Late To Work
An engineer's work suffers due to a family obligation. What should her employer do?
Marta Malasobras is unreliable. She has arrived late to work almost everyday. Her co-workers are quite angry about this and discuss their frustrations with the supervisor. They claim that she is affecting the work environment; because she is not doing her share and everyone else in the work team is overloaded.
This particular process relies on work in teams. It requires four operators to operate as one, coordinated production unit. If one team member is absent, the rest of the team works less efficiently. Company policy mandates that hourly employees must begin everyday at 6:00 a.m.
The supervisor talked with the employee and asked her why she was late so many times. She burst into tears. She had to drive her six-year old boy to school every morning. The school gates did not open until 6:30; she had to wait for them to open before she could drop off her son. This particular morning, bowing to the pressure she felt from her work team, she dropped her boy off before the gates opened. She had worried about him the entire morning. She knew that she had to get to work on time. She understood the effect that her habitual lateness was having on her group’s effectiveness. Yet there was no one she could find to take her boy to school in the morning.
- What should the supervisor do?
- What are the alternatives of action?
- Which meet the tests of feasibility and ethics?

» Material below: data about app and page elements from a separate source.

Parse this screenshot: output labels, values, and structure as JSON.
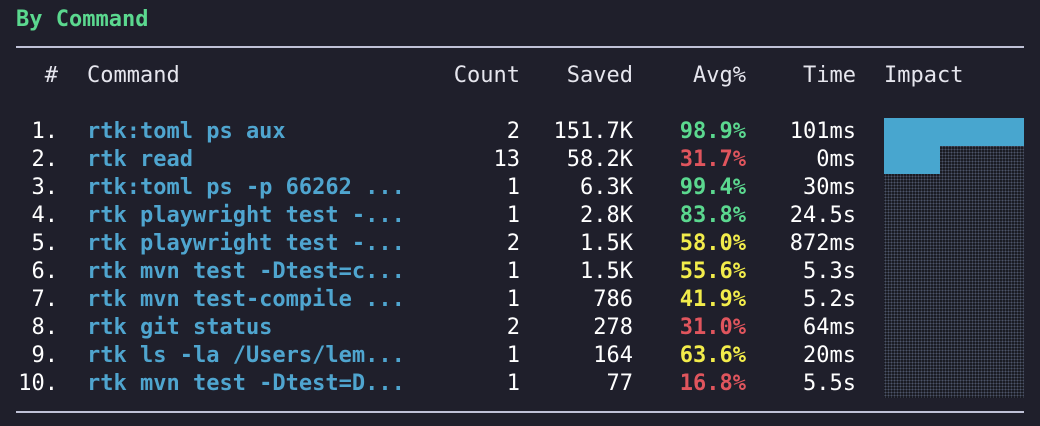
{
  "section_title": "By Command",
  "columns": {
    "num": "#",
    "command": "Command",
    "count": "Count",
    "saved": "Saved",
    "avg": "Avg%",
    "time": "Time",
    "impact": "Impact"
  },
  "colors": {
    "title_green": "#5bd88f",
    "command_blue": "#4fa5cf",
    "good_green": "#5bd88f",
    "mid_yellow": "#f2ec4b",
    "bad_red": "#e0555d",
    "impact_bar": "#48a6cf",
    "background": "#1f1f2b"
  },
  "rows": [
    {
      "num": "1.",
      "command": "rtk:toml ps aux",
      "count": "2",
      "saved": "151.7K",
      "avg": "98.9%",
      "avg_level": "green",
      "time": "101ms",
      "impact": 1.0
    },
    {
      "num": "2.",
      "command": "rtk read",
      "count": "13",
      "saved": "58.2K",
      "avg": "31.7%",
      "avg_level": "red",
      "time": "0ms",
      "impact": 0.4
    },
    {
      "num": "3.",
      "command": "rtk:toml ps -p 66262 ...",
      "count": "1",
      "saved": "6.3K",
      "avg": "99.4%",
      "avg_level": "green",
      "time": "30ms",
      "impact": 0
    },
    {
      "num": "4.",
      "command": "rtk playwright test -...",
      "count": "1",
      "saved": "2.8K",
      "avg": "83.8%",
      "avg_level": "green",
      "time": "24.5s",
      "impact": 0
    },
    {
      "num": "5.",
      "command": "rtk playwright test -...",
      "count": "2",
      "saved": "1.5K",
      "avg": "58.0%",
      "avg_level": "yellow",
      "time": "872ms",
      "impact": 0
    },
    {
      "num": "6.",
      "command": "rtk mvn test -Dtest=c...",
      "count": "1",
      "saved": "1.5K",
      "avg": "55.6%",
      "avg_level": "yellow",
      "time": "5.3s",
      "impact": 0
    },
    {
      "num": "7.",
      "command": "rtk mvn test-compile ...",
      "count": "1",
      "saved": "786",
      "avg": "41.9%",
      "avg_level": "yellow",
      "time": "5.2s",
      "impact": 0
    },
    {
      "num": "8.",
      "command": "rtk git status",
      "count": "2",
      "saved": "278",
      "avg": "31.0%",
      "avg_level": "red",
      "time": "64ms",
      "impact": 0
    },
    {
      "num": "9.",
      "command": "rtk ls -la /Users/lem...",
      "count": "1",
      "saved": "164",
      "avg": "63.6%",
      "avg_level": "yellow",
      "time": "20ms",
      "impact": 0
    },
    {
      "num": "10.",
      "command": "rtk mvn test -Dtest=D...",
      "count": "1",
      "saved": "77",
      "avg": "16.8%",
      "avg_level": "red",
      "time": "5.5s",
      "impact": 0
    }
  ]
}
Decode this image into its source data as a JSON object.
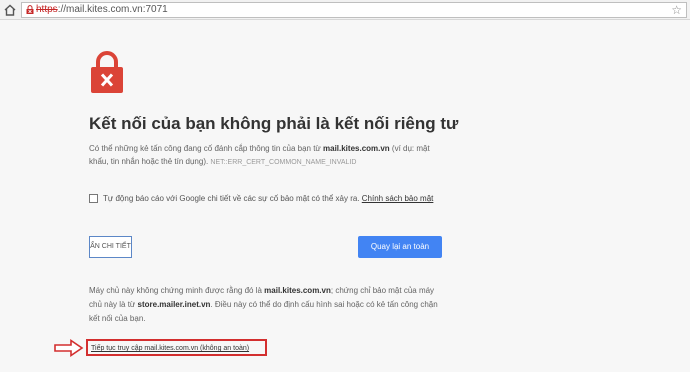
{
  "browser": {
    "url_scheme": "https",
    "url_rest": "://mail.kites.com.vn:7071"
  },
  "page": {
    "heading": "Kết nối của bạn không phải là kết nối riêng tư",
    "description_before": "Có thể những kẻ tấn công đang cố đánh cắp thông tin của bạn từ ",
    "description_domain": "mail.kites.com.vn",
    "description_after": " (ví dụ: mật khẩu, tin nhắn hoặc thẻ tín dụng). ",
    "error_code": "NET::ERR_CERT_COMMON_NAME_INVALID",
    "report_text": "Tự động báo cáo với Google chi tiết về các sự cố bảo mật có thể xảy ra. ",
    "report_link": "Chính sách bảo mật",
    "details_button": "ẨN CHI TIẾT",
    "back_button": "Quay lại an toàn",
    "detail_before": "Máy chủ này không chứng minh được rằng đó là ",
    "detail_domain": "mail.kites.com.vn",
    "detail_middle": "; chứng chỉ bảo mật của máy chủ này là từ ",
    "detail_issuer": "store.mailer.inet.vn",
    "detail_after": ". Điều này có thể do định cấu hình sai hoặc có kẻ tấn công chặn kết nối của bạn.",
    "proceed_link": "Tiếp tục truy cập mail.kites.com.vn (không an toàn)"
  },
  "colors": {
    "warning_red": "#db4437",
    "accent_blue": "#4284f3",
    "annotation_red": "#d32f2f"
  },
  "icons": [
    "home-icon",
    "lock-x-icon",
    "star-icon",
    "warning-lock-icon",
    "arrow-annotation-icon"
  ]
}
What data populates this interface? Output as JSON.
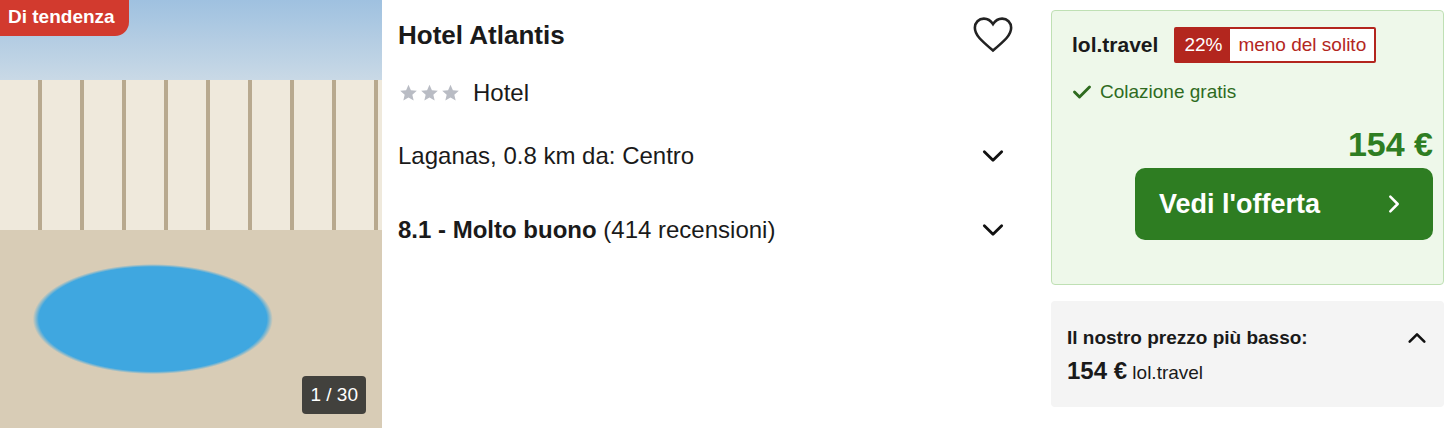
{
  "badge": "Di tendenza",
  "photo": {
    "counter": "1 / 30"
  },
  "hotel": {
    "name": "Hotel Atlantis",
    "favorite": false,
    "stars": 3,
    "type": "Hotel",
    "location": "Laganas, 0.8 km da: Centro",
    "location_expanded": false,
    "rating": "8.1 - Molto buono",
    "reviews": "(414 recensioni)",
    "rating_expanded": false
  },
  "offer": {
    "provider": "lol.travel",
    "discount": "22%",
    "discount_label": "meno del solito",
    "perk": "Colazione gratis",
    "price": "154 €",
    "button": "Vedi l'offerta"
  },
  "lowest": {
    "label": "Il nostro prezzo più basso:",
    "price": "154 €",
    "provider": "lol.travel",
    "expanded": true
  }
}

This case is reprinted with permission from the cases found at the Center for Ethics in the Professions at the University of Puerto Rico Mayagüez.